## 4.2: Rate lAws

The rate law of a reaction is an equation that calculates the speed of a reaction (usually in M/s, but any amount/time is acceptable).

The general form of a rate law is:

The general form of a rate law is:

Rate = k[A]

^{m}[B]^{n}Where

It is important to note that whether a reactant appears in the rate law, and the value of its order,

If we consider on reactions with one reactant, then there are three most common rate laws

**k**is the**rate constant**--a constant value for a given reaction at a given temperature- [A] and [B] are the concentrations of reactants (there may be only one concentration here, or many). In rare cases non-reactants may appear in the rate law.
**m**and**n**are the**order of the reaction**in A and B. Typically these are zero, one, or two, but they may have other values, including negative numbers or non-integers. There are rare.

It is important to note that whether a reactant appears in the rate law, and the value of its order,

__is a completely experimental result.__You cannot predict it based on the reaction equation.If we consider on reactions with one reactant, then there are three most common rate laws

0th Order: Rate = k

1st Order: Rate = k[A]

2nd Order: Rate = k[A]

1st Order: Rate = k[A]

2nd Order: Rate = k[A]

^{2}**Method of Initial Rates**

An easy way to distinguish between rate laws--just double the concentration and see what happens to the rate at the start of the reaction. If the rate doesn't change, it was zeroth order. If the rate doubles, it was first order. If the rate quadruples, it was second order.

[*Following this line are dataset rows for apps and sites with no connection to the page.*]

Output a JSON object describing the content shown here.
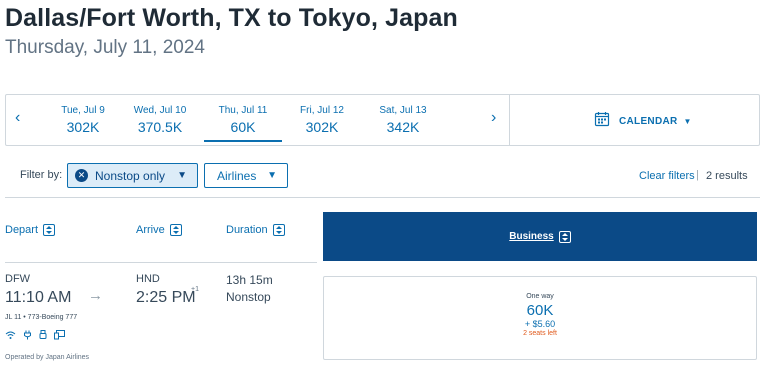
{
  "header": {
    "title": "Dallas/Fort Worth, TX to Tokyo, Japan",
    "date": "Thursday, July 11, 2024"
  },
  "datebar": {
    "prev_arrow": "‹",
    "next_arrow": "›",
    "days": [
      {
        "label": "Tue, Jul 9",
        "price": "302K"
      },
      {
        "label": "Wed, Jul 10",
        "price": "370.5K"
      },
      {
        "label": "Thu, Jul 11",
        "price": "60K",
        "selected": true
      },
      {
        "label": "Fri, Jul 12",
        "price": "302K"
      },
      {
        "label": "Sat, Jul 13",
        "price": "342K"
      }
    ],
    "calendar_label": "CALENDAR",
    "calendar_icon": "calendar-icon"
  },
  "filters": {
    "label": "Filter by:",
    "chips": [
      {
        "label": "Nonstop only",
        "active": true
      },
      {
        "label": "Airlines",
        "active": false
      }
    ],
    "clear_label": "Clear filters",
    "separator": "|",
    "results": "2 results"
  },
  "columns": {
    "depart": "Depart",
    "arrive": "Arrive",
    "duration": "Duration",
    "business": "Business"
  },
  "flight": {
    "origin": "DFW",
    "depart_time": "11:10 AM",
    "destination": "HND",
    "arrive_time": "2:25 PM",
    "day_offset": "+1",
    "duration": "13h 15m",
    "stops": "Nonstop",
    "flight_info": "JL 11 • 773-Boeing 777",
    "amenities": [
      "wifi-icon",
      "power-icon",
      "usb-icon",
      "entertainment-icon"
    ],
    "operated_by": "Operated by Japan Airlines",
    "fare": {
      "trip_type": "One way",
      "points": "60K",
      "taxes": "+ $5.60",
      "seats_left": "2 seats left"
    }
  },
  "colors": {
    "accent": "#0b6fb0",
    "business_header": "#0b4a87",
    "seats_warning": "#e05a1c"
  }
}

You can do this even for reactions that have more than one reactant; you just have to only change one at a time.